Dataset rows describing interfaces
▼

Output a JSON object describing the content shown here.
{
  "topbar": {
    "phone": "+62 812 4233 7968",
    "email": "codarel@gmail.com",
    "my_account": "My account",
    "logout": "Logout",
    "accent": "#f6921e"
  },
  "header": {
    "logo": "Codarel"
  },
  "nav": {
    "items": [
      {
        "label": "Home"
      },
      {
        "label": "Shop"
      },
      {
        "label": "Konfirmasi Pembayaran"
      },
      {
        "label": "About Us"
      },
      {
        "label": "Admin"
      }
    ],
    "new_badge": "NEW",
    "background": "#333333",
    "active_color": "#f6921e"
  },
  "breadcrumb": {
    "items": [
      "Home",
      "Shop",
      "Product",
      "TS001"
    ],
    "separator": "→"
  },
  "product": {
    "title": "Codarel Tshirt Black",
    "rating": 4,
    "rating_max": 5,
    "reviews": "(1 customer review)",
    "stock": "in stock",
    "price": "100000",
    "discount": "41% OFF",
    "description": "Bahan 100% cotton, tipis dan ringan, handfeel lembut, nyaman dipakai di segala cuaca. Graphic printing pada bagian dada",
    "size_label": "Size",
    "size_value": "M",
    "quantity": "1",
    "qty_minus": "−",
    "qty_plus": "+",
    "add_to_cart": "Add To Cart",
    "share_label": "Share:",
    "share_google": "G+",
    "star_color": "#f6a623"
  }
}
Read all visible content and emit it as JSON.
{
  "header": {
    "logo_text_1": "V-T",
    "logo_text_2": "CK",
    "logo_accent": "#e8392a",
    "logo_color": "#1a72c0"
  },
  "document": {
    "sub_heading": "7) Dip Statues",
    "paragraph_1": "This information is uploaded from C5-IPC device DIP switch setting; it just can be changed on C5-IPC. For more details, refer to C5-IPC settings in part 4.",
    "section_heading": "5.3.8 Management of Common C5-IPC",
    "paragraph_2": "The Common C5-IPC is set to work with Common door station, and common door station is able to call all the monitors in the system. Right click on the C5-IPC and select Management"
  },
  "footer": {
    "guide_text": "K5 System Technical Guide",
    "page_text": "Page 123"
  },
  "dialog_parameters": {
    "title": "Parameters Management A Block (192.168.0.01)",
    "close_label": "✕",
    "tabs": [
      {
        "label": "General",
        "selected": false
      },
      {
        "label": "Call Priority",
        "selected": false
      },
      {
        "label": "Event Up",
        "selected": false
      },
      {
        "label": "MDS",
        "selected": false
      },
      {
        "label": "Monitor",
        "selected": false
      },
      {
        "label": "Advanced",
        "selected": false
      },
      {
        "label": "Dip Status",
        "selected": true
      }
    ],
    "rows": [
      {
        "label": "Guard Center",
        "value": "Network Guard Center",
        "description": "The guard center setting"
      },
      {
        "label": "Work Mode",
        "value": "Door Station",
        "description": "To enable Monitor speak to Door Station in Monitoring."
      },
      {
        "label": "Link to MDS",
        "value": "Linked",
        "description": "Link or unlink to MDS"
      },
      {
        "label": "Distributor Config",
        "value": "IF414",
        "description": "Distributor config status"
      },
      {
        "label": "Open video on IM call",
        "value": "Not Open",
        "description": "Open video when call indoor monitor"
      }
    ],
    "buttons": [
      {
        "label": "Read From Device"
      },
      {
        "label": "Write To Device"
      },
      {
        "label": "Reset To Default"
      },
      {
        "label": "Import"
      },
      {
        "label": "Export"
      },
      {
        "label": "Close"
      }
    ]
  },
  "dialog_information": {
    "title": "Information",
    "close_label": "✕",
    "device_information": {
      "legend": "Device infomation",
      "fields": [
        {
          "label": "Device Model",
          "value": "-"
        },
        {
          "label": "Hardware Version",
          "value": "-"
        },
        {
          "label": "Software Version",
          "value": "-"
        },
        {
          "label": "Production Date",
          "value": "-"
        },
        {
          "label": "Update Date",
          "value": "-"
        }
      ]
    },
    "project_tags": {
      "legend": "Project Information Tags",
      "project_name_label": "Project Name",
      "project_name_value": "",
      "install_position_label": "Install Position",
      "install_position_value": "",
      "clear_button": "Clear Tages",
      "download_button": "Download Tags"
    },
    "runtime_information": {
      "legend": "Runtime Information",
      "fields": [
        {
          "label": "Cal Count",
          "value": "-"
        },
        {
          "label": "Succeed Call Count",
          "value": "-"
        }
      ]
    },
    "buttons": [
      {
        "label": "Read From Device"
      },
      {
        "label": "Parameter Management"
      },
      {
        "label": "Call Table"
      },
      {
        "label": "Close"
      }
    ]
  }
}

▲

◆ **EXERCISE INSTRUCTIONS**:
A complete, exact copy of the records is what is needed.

◆ **TASK RESULT**:
Output a JSON object describing the content shown here.
{
  "topbar": {
    "phone": "+62 812 4233 7968",
    "email": "codarel@gmail.com",
    "my_account": "My account",
    "logout": "Logout",
    "accent": "#f6921e"
  },
  "header": {
    "logo": "Codarel"
  },
  "nav": {
    "items": [
      {
        "label": "Home"
      },
      {
        "label": "Shop"
      },
      {
        "label": "Konfirmasi Pembayaran"
      },
      {
        "label": "About Us"
      },
      {
        "label": "Admin"
      }
    ],
    "new_badge": "NEW",
    "background": "#333333",
    "active_color": "#f6921e"
  },
  "breadcrumb": {
    "items": [
      "Home",
      "Shop",
      "Product",
      "TS001"
    ],
    "separator": "→"
  },
  "product": {
    "title": "Codarel Tshirt Black",
    "rating": 4,
    "rating_max": 5,
    "reviews": "(1 customer review)",
    "stock": "in stock",
    "price": "100000",
    "discount": "41% OFF",
    "description": "Bahan 100% cotton, tipis dan ringan, handfeel lembut, nyaman dipakai di segala cuaca. Graphic printing pada bagian dada",
    "size_label": "Size",
    "size_value": "M",
    "quantity": "1",
    "qty_minus": "−",
    "qty_plus": "+",
    "add_to_cart": "Add To Cart",
    "share_label": "Share:",
    "share_google": "G+",
    "star_color": "#f6a623"
  }
}
Read all visible content and emit it as JSON.
{
  "header": {
    "logo_text_1": "V-T",
    "logo_text_2": "CK",
    "logo_accent": "#e8392a",
    "logo_color": "#1a72c0"
  },
  "document": {
    "sub_heading": "7) Dip Statues",
    "paragraph_1": "This information is uploaded from C5-IPC device DIP switch setting; it just can be changed on C5-IPC. For more details, refer to C5-IPC settings in part 4.",
    "section_heading": "5.3.8 Management of Common C5-IPC",
    "paragraph_2": "The Common C5-IPC is set to work with Common door station, and common door station is able to call all the monitors in the system. Right click on the C5-IPC and select Management"
  },
  "footer": {
    "guide_text": "K5 System Technical Guide",
    "page_text": "Page 123"
  },
  "dialog_parameters": {
    "title": "Parameters Management A Block (192.168.0.01)",
    "close_label": "✕",
    "tabs": [
      {
        "label": "General",
        "selected": false
      },
      {
        "label": "Call Priority",
        "selected": false
      },
      {
        "label": "Event Up",
        "selected": false
      },
      {
        "label": "MDS",
        "selected": false
      },
      {
        "label": "Monitor",
        "selected": false
      },
      {
        "label": "Advanced",
        "selected": false
      },
      {
        "label": "Dip Status",
        "selected": true
      }
    ],
    "rows": [
      {
        "label": "Guard Center",
        "value": "Network Guard Center",
        "description": "The guard center setting"
      },
      {
        "label": "Work Mode",
        "value": "Door Station",
        "description": "To enable Monitor speak to Door Station in Monitoring."
      },
      {
        "label": "Link to MDS",
        "value": "Linked",
        "description": "Link or unlink to MDS"
      },
      {
        "label": "Distributor Config",
        "value": "IF414",
        "description": "Distributor config status"
      },
      {
        "label": "Open video on IM call",
        "value": "Not Open",
        "description": "Open video when call indoor monitor"
      }
    ],
    "buttons": [
      {
        "label": "Read From Device"
      },
      {
        "label": "Write To Device"
      },
      {
        "label": "Reset To Default"
      },
      {
        "label": "Import"
      },
      {
        "label": "Export"
      },
      {
        "label": "Close"
      }
    ]
  },
  "dialog_information": {
    "title": "Information",
    "close_label": "✕",
    "device_information": {
      "legend": "Device infomation",
      "fields": [
        {
          "label": "Device Model",
          "value": "-"
        },
        {
          "label": "Hardware Version",
          "value": "-"
        },
        {
          "label": "Software Version",
          "value": "-"
        },
        {
          "label": "Production Date",
          "value": "-"
        },
        {
          "label": "Update Date",
          "value": "-"
        }
      ]
    },
    "project_tags": {
      "legend": "Project Information Tags",
      "project_name_label": "Project Name",
      "project_name_value": "",
      "install_position_label": "Install Position",
      "install_position_value": "",
      "clear_button": "Clear Tages",
      "download_button": "Download Tags"
    },
    "runtime_information": {
      "legend": "Runtime Information",
      "fields": [
        {
          "label": "Cal Count",
          "value": "-"
        },
        {
          "label": "Succeed Call Count",
          "value": "-"
        }
      ]
    },
    "buttons": [
      {
        "label": "Read From Device"
      },
      {
        "label": "Parameter Management"
      },
      {
        "label": "Call Table"
      },
      {
        "label": "Close"
      }
    ]
  }
}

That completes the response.